Problem details. Check each line below for the word "values", and copy those that have it.

(Entries from a dataset of interfaces)
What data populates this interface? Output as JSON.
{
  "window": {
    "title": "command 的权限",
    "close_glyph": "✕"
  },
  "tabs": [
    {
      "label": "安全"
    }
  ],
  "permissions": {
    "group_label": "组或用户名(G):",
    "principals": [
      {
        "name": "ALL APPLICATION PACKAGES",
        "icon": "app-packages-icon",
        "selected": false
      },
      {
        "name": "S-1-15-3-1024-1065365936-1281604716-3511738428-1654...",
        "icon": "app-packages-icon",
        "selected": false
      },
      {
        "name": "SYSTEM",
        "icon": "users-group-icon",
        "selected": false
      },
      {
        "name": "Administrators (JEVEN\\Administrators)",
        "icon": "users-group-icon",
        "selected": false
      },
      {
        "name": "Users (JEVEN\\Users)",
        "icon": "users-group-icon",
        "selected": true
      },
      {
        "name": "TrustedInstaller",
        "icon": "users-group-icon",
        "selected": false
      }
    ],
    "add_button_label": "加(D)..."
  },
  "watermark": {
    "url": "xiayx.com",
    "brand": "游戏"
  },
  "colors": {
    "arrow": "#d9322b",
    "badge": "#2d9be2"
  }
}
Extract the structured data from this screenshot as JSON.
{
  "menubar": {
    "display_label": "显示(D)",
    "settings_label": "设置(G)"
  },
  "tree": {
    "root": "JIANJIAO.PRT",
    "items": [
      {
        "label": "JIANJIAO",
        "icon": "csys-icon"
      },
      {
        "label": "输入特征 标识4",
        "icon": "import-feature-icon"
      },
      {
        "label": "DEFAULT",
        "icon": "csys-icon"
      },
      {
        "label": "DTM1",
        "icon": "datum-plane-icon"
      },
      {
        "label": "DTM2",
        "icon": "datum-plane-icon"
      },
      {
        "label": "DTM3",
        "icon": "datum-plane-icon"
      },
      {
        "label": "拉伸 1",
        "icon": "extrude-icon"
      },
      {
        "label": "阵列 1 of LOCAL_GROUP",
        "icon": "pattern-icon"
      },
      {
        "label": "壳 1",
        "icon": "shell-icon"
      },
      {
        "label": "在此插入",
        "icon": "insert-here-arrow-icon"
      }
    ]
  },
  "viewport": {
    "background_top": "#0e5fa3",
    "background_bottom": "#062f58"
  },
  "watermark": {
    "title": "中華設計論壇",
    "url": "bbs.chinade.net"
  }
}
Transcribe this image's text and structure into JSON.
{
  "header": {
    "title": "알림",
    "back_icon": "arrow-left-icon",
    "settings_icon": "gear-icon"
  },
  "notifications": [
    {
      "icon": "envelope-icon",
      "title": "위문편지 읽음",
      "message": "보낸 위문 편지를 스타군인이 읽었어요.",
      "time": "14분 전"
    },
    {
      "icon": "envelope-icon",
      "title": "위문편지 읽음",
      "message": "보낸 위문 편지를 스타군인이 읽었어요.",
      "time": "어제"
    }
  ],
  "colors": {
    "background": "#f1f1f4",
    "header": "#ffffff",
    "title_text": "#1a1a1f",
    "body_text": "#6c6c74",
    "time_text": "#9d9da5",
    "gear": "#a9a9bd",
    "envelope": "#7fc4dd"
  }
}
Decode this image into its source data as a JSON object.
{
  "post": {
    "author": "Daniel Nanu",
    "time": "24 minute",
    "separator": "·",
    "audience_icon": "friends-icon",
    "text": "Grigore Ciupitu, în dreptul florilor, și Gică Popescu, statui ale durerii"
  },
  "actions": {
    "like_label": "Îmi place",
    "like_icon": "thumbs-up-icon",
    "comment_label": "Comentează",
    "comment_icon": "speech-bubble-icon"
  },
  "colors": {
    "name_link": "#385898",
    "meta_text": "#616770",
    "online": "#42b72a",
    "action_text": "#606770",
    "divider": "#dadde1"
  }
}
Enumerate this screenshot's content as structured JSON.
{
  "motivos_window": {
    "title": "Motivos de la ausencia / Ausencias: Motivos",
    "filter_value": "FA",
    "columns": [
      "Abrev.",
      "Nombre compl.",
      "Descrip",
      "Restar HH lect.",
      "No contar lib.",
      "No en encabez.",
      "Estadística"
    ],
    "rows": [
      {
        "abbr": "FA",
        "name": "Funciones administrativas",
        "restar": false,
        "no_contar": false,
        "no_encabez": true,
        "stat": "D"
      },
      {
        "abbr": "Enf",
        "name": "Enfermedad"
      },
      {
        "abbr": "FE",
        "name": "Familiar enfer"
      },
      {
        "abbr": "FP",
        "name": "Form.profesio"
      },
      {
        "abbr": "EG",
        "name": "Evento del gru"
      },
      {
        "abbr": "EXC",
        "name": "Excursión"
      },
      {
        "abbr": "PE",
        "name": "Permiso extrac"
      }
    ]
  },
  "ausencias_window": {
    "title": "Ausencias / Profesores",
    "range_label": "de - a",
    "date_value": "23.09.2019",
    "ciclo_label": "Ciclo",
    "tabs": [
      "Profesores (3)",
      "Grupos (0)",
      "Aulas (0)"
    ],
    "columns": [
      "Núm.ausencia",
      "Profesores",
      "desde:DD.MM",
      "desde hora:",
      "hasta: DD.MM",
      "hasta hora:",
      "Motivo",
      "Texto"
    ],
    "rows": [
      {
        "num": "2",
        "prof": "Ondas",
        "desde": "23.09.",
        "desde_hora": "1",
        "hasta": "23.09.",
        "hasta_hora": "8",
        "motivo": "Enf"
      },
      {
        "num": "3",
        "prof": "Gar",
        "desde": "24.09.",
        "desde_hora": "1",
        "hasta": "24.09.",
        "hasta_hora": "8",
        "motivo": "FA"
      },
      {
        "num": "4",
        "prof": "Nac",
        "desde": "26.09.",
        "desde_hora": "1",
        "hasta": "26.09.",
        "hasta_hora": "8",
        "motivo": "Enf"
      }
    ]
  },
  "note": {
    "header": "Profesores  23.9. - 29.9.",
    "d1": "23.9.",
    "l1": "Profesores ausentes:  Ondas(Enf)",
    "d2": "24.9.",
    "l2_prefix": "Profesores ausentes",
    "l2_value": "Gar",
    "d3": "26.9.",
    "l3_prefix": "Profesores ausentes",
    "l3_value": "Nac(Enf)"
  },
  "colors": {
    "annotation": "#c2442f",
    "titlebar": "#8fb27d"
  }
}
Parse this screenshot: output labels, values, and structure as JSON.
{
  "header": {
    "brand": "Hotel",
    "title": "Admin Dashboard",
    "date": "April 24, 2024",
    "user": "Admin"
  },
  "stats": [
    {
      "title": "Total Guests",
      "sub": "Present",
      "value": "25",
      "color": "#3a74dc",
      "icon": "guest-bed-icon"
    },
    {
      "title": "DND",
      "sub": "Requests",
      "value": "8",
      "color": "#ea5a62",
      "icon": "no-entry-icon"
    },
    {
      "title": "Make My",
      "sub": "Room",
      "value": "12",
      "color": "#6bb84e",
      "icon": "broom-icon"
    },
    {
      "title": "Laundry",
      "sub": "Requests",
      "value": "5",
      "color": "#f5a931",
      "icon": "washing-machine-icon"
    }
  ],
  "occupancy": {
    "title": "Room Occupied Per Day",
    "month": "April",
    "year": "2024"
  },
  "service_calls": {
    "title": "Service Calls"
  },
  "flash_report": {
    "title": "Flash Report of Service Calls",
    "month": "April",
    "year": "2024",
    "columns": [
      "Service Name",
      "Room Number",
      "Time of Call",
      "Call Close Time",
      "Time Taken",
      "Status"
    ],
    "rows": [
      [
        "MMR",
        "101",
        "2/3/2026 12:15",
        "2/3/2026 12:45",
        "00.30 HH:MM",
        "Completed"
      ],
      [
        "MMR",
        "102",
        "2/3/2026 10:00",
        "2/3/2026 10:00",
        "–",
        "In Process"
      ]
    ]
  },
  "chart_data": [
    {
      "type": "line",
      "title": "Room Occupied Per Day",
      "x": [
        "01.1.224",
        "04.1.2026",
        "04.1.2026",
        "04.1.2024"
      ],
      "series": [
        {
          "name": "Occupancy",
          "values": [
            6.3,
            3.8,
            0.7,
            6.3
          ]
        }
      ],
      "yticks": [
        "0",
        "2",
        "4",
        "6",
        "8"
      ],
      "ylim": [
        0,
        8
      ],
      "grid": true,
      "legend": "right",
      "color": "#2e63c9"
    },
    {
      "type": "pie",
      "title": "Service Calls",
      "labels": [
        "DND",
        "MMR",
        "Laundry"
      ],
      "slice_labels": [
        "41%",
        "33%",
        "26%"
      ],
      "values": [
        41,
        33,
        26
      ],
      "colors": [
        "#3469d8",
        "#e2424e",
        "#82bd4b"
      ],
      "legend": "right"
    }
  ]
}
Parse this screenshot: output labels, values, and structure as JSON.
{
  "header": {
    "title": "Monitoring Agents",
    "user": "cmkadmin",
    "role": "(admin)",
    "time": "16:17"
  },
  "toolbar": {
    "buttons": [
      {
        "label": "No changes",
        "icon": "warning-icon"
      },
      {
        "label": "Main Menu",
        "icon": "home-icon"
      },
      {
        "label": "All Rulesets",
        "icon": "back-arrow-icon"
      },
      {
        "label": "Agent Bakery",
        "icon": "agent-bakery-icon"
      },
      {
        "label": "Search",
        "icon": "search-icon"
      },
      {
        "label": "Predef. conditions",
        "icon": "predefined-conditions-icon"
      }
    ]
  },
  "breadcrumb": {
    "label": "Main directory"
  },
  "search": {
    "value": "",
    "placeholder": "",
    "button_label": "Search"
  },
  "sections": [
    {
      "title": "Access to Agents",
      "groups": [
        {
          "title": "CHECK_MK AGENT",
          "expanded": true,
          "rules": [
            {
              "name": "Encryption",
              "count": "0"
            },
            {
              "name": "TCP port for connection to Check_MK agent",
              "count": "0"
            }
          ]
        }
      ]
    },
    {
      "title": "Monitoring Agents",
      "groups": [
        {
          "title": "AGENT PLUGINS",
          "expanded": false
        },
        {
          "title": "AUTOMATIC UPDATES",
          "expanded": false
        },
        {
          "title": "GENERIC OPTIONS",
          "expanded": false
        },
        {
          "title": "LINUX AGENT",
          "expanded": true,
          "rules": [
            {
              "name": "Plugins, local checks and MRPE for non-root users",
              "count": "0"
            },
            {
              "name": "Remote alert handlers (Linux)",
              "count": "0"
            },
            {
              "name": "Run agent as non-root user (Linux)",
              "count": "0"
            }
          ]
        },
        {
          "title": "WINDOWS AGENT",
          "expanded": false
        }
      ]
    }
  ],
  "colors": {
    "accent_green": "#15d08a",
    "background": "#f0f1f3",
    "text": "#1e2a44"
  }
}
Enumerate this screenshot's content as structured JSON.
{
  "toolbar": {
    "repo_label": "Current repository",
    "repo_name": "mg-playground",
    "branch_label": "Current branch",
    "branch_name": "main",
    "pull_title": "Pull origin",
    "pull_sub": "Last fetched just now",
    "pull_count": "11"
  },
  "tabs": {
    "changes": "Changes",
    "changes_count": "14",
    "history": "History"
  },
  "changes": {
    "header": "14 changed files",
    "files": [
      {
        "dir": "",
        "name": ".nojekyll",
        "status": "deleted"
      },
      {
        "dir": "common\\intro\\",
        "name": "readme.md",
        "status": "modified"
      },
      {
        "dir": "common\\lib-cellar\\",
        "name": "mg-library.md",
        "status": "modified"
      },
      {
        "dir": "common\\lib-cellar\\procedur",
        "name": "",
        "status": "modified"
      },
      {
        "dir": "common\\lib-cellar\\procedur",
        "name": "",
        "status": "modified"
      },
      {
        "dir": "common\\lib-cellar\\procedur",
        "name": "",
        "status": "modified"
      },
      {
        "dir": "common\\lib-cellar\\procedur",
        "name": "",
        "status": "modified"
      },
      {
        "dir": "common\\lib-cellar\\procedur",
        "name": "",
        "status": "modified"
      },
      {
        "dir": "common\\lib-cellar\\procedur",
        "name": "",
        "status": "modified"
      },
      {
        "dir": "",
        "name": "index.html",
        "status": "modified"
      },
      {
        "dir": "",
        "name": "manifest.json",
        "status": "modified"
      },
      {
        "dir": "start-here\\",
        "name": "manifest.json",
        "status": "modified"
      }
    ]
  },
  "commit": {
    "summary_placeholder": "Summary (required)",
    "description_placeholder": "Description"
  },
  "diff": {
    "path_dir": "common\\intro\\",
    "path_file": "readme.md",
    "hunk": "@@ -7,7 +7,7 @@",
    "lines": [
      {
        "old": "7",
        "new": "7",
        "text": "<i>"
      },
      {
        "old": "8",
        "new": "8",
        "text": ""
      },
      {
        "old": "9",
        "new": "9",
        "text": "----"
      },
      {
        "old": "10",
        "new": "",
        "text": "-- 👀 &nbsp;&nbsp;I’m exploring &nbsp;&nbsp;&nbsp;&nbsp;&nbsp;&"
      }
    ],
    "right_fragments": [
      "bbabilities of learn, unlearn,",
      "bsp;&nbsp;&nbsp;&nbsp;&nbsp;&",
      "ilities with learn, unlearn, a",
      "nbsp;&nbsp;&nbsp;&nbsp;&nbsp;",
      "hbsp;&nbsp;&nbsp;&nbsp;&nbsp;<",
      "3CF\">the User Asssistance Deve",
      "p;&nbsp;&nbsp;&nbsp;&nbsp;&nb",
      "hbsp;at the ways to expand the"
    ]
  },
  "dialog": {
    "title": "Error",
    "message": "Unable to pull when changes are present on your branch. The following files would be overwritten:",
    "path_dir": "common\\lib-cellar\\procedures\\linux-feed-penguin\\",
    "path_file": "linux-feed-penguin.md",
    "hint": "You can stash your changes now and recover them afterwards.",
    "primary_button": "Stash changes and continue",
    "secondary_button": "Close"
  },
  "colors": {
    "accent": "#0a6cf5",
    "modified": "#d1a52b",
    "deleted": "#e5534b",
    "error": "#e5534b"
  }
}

Response to this task.
Parse this screenshot: output labels, values, and structure as JSON.
          "values": [
      "values": [
Parse this screenshot: output labels, values, and structure as JSON.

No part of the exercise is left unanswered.